Component data from apps and pages
--------------------------------------------------
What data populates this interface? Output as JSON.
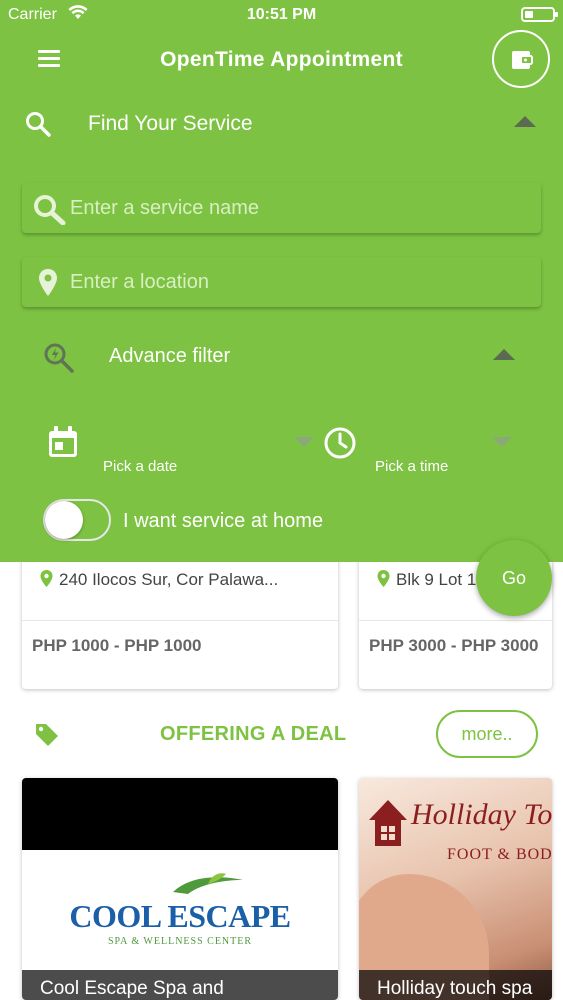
{
  "status_bar": {
    "carrier": "Carrier",
    "time": "10:51 PM"
  },
  "header": {
    "title": "OpenTime Appointment"
  },
  "search": {
    "section_label": "Find Your Service",
    "service_placeholder": "Enter a service name",
    "location_placeholder": "Enter a location"
  },
  "advance_filter": {
    "label": "Advance filter",
    "date_label": "Pick a date",
    "time_label": "Pick a time",
    "home_service_label": "I want service at home",
    "home_service_on": false
  },
  "listings": [
    {
      "address": "240 Ilocos Sur, Cor Palawa...",
      "price": "PHP 1000 - PHP 1000"
    },
    {
      "address": "Blk 9 Lot 1",
      "price": "PHP 3000 - PHP 3000"
    }
  ],
  "go_button": "Go",
  "deals": {
    "title": "OFFERING A DEAL",
    "more_label": "more..",
    "items": [
      {
        "name": "Cool Escape Spa and",
        "logo_main": "COOL ESCAPE",
        "logo_sub": "SPA & WELLNESS CENTER"
      },
      {
        "name": "Holliday touch spa",
        "logo_main": "Holliday To",
        "logo_sub": "FOOT & BODY"
      }
    ]
  },
  "colors": {
    "primary": "#7dc242",
    "text_gray": "#666666",
    "deal_logo_blue": "#1b5fa8"
  },
  "icons": [
    "wifi-icon",
    "battery-icon",
    "menu-icon",
    "wallet-icon",
    "search-icon",
    "location-pin-icon",
    "filter-icon",
    "calendar-icon",
    "clock-icon",
    "tag-icon",
    "chevron-up-icon",
    "chevron-down-icon"
  ]
}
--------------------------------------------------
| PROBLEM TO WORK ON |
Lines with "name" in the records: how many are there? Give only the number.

| REPLY |
3